23. See Chayei Odom, K’lal 5.
24. The honey requires no b’racha since it is tafel to the apple, Sha’arei Teshuva 583:2.
25. The Kaf HaChaim (13) provides a justification for those who make the brocho on the apple even with the other fruits on the table.
26. Divrei Yatziv posits that in this context, even the ho’adama items, when eaten as simanim, will require their own brocho. This is also the view of the Elef HaMagen.
27. See Magen Avraham 583:2. There are some who have this minhag l’chatchila.
28. Kaf HaChaim, Mikra’ei Kodesh
29. Matteh Efraim , Ben Ish Chai (Nitzavim), Ben Yehoyada, Siach Yitzchok.
30. Parshas Kedoshim 19:26
31. Cited in note 7.
32. Similarly, Sefer Chasidim (12th century Germany) decries the widespread practice of witchcraft and fear of superstitions that were prevalent in his times. He counts four potential issurim involved in these practices. Nevertheless, he asserts that anything the Talmud deems to be a siman is permissible.

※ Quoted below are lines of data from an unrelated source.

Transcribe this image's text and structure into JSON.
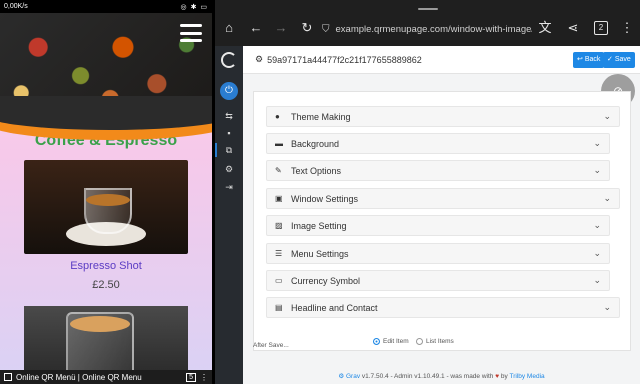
{
  "status_bar": {
    "speed": "0,00K/s",
    "icons": "◎ ✱ ▭"
  },
  "menu_preview": {
    "category_title": "Coffee & Espresso",
    "item_name": "Espresso Shot",
    "item_price": "£2.50",
    "bottom_tab_title": "Online QR Menü | Online QR Menu",
    "bottom_tab_count": "5",
    "accent_green": "#3aa14a",
    "item_name_color": "#5b3cc4"
  },
  "browser": {
    "url": "example.qrmenupage.com/window-with-image/b…",
    "tab_count": "2",
    "icons": [
      "home-icon",
      "back-icon",
      "forward-icon",
      "reload-icon",
      "site-info-icon",
      "translate-icon",
      "share-icon",
      "tabs-icon",
      "more-icon"
    ]
  },
  "admin": {
    "page_id": "59a97171a44477f2c21f177655889862",
    "back_label": "Back",
    "save_label": "Save",
    "accordion": [
      {
        "label": "Theme Making",
        "icon": "flame-icon"
      },
      {
        "label": "Background",
        "icon": "card-icon"
      },
      {
        "label": "Text Options",
        "icon": "edit-icon"
      },
      {
        "label": "Window Settings",
        "icon": "window-image-icon"
      },
      {
        "label": "Image Setting",
        "icon": "image-icon"
      },
      {
        "label": "Menu Settings",
        "icon": "list-icon"
      },
      {
        "label": "Currency Symbol",
        "icon": "money-icon"
      },
      {
        "label": "Headline and Contact",
        "icon": "contact-card-icon"
      }
    ],
    "after_save_label": "After Save...",
    "radio_edit_label": "Edit Item",
    "radio_list_label": "List Items",
    "footer_grav": "Grav",
    "footer_version": "v1.7.50.4 - Admin v1.10.49.1 - was made with",
    "footer_by": "by",
    "footer_trilby": "Trilby Media",
    "accent_blue": "#1e88e5"
  }
}
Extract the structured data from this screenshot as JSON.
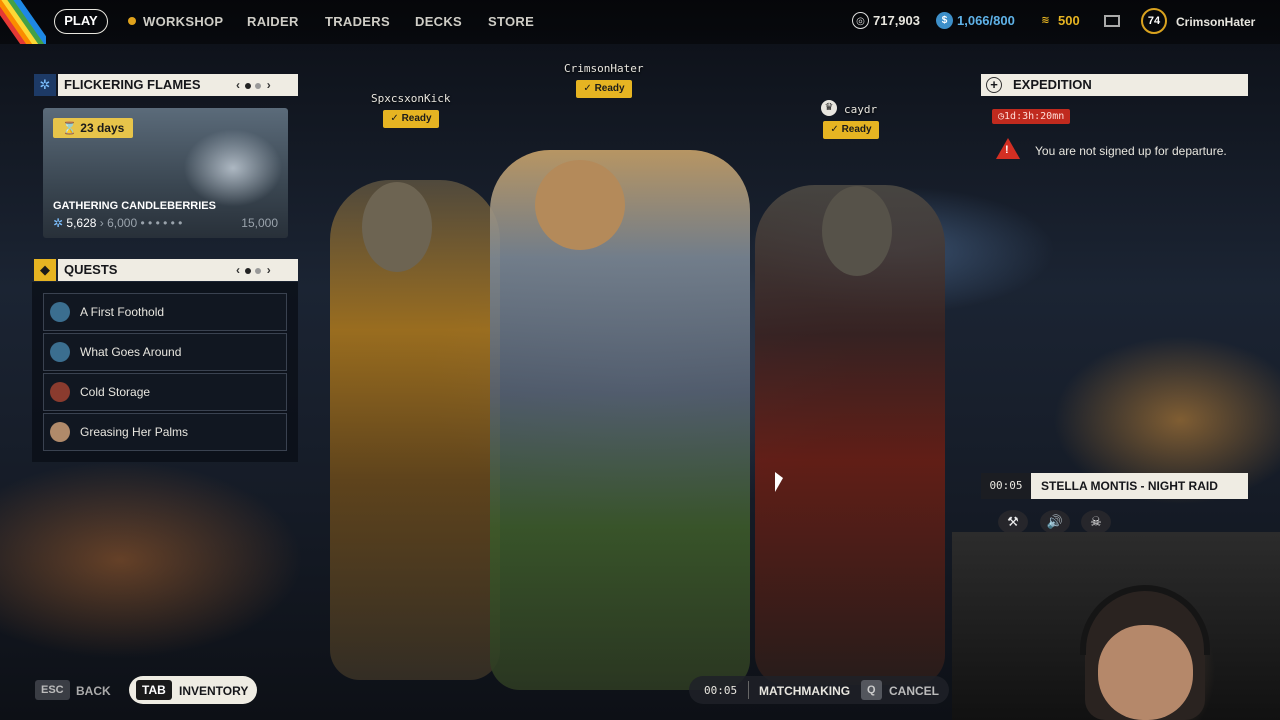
{
  "nav": {
    "play": "PLAY",
    "workshop": "WORKSHOP",
    "raider": "RAIDER",
    "traders": "TRADERS",
    "decks": "DECKS",
    "store": "STORE"
  },
  "currencies": {
    "coins": "717,903",
    "raider_tokens": "1,066/800",
    "cred": "500"
  },
  "user": {
    "level": "74",
    "name": "CrimsonHater"
  },
  "event": {
    "title": "FLICKERING FLAMES",
    "days": "23 days",
    "name": "GATHERING CANDLEBERRIES",
    "current": "5,628",
    "next": "6,000",
    "max": "15,000"
  },
  "quests": {
    "title": "QUESTS",
    "items": [
      {
        "label": "A First Foothold",
        "color": "#3b6e8f"
      },
      {
        "label": "What Goes Around",
        "color": "#3b6e8f"
      },
      {
        "label": "Cold Storage",
        "color": "#8a3b2e"
      },
      {
        "label": "Greasing Her Palms",
        "color": "#b08a6a"
      }
    ]
  },
  "players": {
    "p1": {
      "name": "SpxcsxonKick",
      "status": "✓ Ready"
    },
    "p2": {
      "name": "CrimsonHater",
      "status": "✓ Ready"
    },
    "p3": {
      "name": "caydr",
      "status": "✓ Ready"
    }
  },
  "expedition": {
    "title": "EXPEDITION",
    "timer": "1d:3h:20mn",
    "message": "You are not signed up for departure."
  },
  "map": {
    "time": "00:05",
    "name": "STELLA MONTIS - NIGHT RAID"
  },
  "bottom": {
    "esc_key": "ESC",
    "back": "BACK",
    "tab_key": "TAB",
    "inventory": "INVENTORY",
    "mm_time": "00:05",
    "matchmaking": "MATCHMAKING",
    "q_key": "Q",
    "cancel": "CANCEL"
  },
  "colors": {
    "accent_gold": "#e6b422",
    "panel_light": "#efece3",
    "warn_red": "#d32f23"
  }
}
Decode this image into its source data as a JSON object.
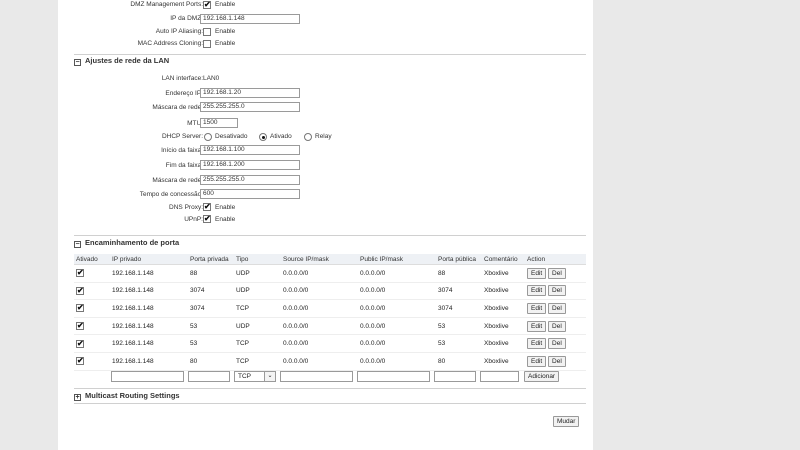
{
  "dmz": {
    "mgmt_label": "DMZ Management Ports:",
    "mgmt_enable": "Enable",
    "ip_label": "IP da DMZ:",
    "ip_value": "192.168.1.148",
    "auto_ip_label": "Auto IP Aliasing:",
    "auto_ip_enable": "Enable",
    "mac_label": "MAC Address Cloning:",
    "mac_enable": "Enable"
  },
  "lan": {
    "section_title": "Ajustes de rede da LAN",
    "interface_label": "LAN interface:",
    "interface_value": "LAN0",
    "ip_label": "Endereço IP:",
    "ip_value": "192.168.1.20",
    "mask_label": "Máscara de rede:",
    "mask_value": "255.255.255.0",
    "mtu_label": "MTU:",
    "mtu_value": "1500",
    "dhcp_label": "DHCP Server:",
    "dhcp_options": [
      "Desativado",
      "Ativado",
      "Relay"
    ],
    "dhcp_selected": "Ativado",
    "start_label": "Início da faixa:",
    "start_value": "192.168.1.100",
    "end_label": "Fim da faixa:",
    "end_value": "192.168.1.200",
    "dhcp_mask_label": "Máscara de rede:",
    "dhcp_mask_value": "255.255.255.0",
    "lease_label": "Tempo de concessão:",
    "lease_value": "600",
    "dns_label": "DNS Proxy:",
    "dns_enable": "Enable",
    "upnp_label": "UPnP:",
    "upnp_enable": "Enable"
  },
  "portfwd": {
    "section_title": "Encaminhamento de porta",
    "headers": [
      "Ativado",
      "IP privado",
      "Porta privada",
      "Tipo",
      "Source IP/mask",
      "Public IP/mask",
      "Porta pública",
      "Comentário",
      "Action"
    ],
    "rows": [
      {
        "ip": "192.168.1.148",
        "priv_port": "88",
        "type": "UDP",
        "src": "0.0.0.0/0",
        "pub": "0.0.0.0/0",
        "pub_port": "88",
        "comment": "Xboxlive",
        "edit": "Edit",
        "del": "Del"
      },
      {
        "ip": "192.168.1.148",
        "priv_port": "3074",
        "type": "UDP",
        "src": "0.0.0.0/0",
        "pub": "0.0.0.0/0",
        "pub_port": "3074",
        "comment": "Xboxlive",
        "edit": "Edit",
        "del": "Del"
      },
      {
        "ip": "192.168.1.148",
        "priv_port": "3074",
        "type": "TCP",
        "src": "0.0.0.0/0",
        "pub": "0.0.0.0/0",
        "pub_port": "3074",
        "comment": "Xboxlive",
        "edit": "Edit",
        "del": "Del"
      },
      {
        "ip": "192.168.1.148",
        "priv_port": "53",
        "type": "UDP",
        "src": "0.0.0.0/0",
        "pub": "0.0.0.0/0",
        "pub_port": "53",
        "comment": "Xboxlive",
        "edit": "Edit",
        "del": "Del"
      },
      {
        "ip": "192.168.1.148",
        "priv_port": "53",
        "type": "TCP",
        "src": "0.0.0.0/0",
        "pub": "0.0.0.0/0",
        "pub_port": "53",
        "comment": "Xboxlive",
        "edit": "Edit",
        "del": "Del"
      },
      {
        "ip": "192.168.1.148",
        "priv_port": "80",
        "type": "TCP",
        "src": "0.0.0.0/0",
        "pub": "0.0.0.0/0",
        "pub_port": "80",
        "comment": "Xboxlive",
        "edit": "Edit",
        "del": "Del"
      }
    ],
    "new_type": "TCP",
    "add_label": "Adicionar"
  },
  "multicast": {
    "section_title": "Multicast Routing Settings"
  },
  "footer": {
    "submit_label": "Mudar"
  },
  "icons": {
    "check": "✔",
    "collapse": "−",
    "expand": "+",
    "dropdown": "⌄"
  }
}
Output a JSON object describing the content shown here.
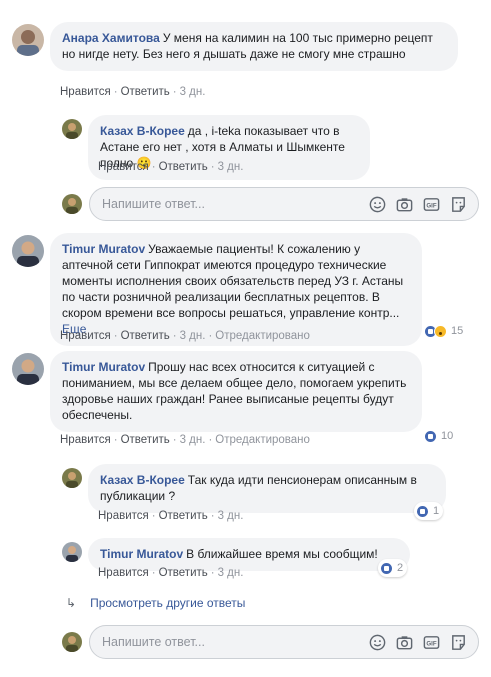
{
  "actions": {
    "like": "Нравится",
    "reply": "Ответить",
    "sep": "·",
    "edited": "Отредактировано"
  },
  "input_placeholder": "Напишите ответ...",
  "icons": [
    "emoji-icon",
    "camera-icon",
    "gif-icon",
    "sticker-icon"
  ],
  "comments": [
    {
      "author": "Анара Хамитова",
      "text": "У меня на калимин на 100 тыс примерно рецепт но нигде нету. Без него я дышать даже не смогу мне страшно",
      "time": "3 дн."
    },
    {
      "author": "Казах В-Корее",
      "text": "да , i-teka показывает что в Астане его нет , хотя в Алматы и Шымкенте полно",
      "emoji": "🙂",
      "time": "3 дн."
    },
    {
      "author": "Timur Muratov",
      "text": "Уважаемые пациенты! К сожалению у аптечной сети Гиппократ имеются процедуро технические моменты исполнения своих обязательств перед УЗ г. Астаны по части розничной реализации бесплатных рецептов. В скором времени все вопросы решаться, управление контр...",
      "more_link": "Еще",
      "time": "3 дн.",
      "reactions": "15"
    },
    {
      "author": "Timur Muratov",
      "text": "Прошу нас всех относится к ситуацией с пониманием, мы все делаем общее дело, помогаем укрепить здоровье наших граждан! Ранее выписаные рецепты будут обеспечены.",
      "time": "3 дн.",
      "reactions": "10"
    },
    {
      "author": "Казах В-Корее",
      "text": "Так куда идти пенсионерам описанным в публикации ?",
      "time": "3 дн.",
      "reactions": "1"
    },
    {
      "author": "Timur Muratov",
      "text": "В ближайшее время мы сообщим!",
      "time": "3 дн.",
      "reactions": "2"
    }
  ],
  "view_more_replies": "Просмотреть другие ответы"
}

33. Horayos 12b
34 .Horayos; Rav Betzalel Ranshurgh in Horeh Gever assumes this is also the approach of Rashi.
35. See Sanhedrin, chapter 7.
36. Maharsha bases this approach on the theological premise that only good emanates from HaShem while evil and suffering derive from man’s sins which drive away the Heavenly blessings. Once it is decreed that a person will receive good, it will never be rescinded. However, a prediction of doom and destruction can never be guaranteed since, as products of man’s misdeeds, by deciding to do teshuva, the decree can be averted. Our simanim are indicators of impending good that is en route, but one that indicates future success or failure is a form of nichush.
37. The B’nei Yissosscher illustrates the importance of avoiding anger during Rosh HaShana. See notes to Iggra D’Pirka page 234, citing Magid Ta’alumos, B’rachos 18b.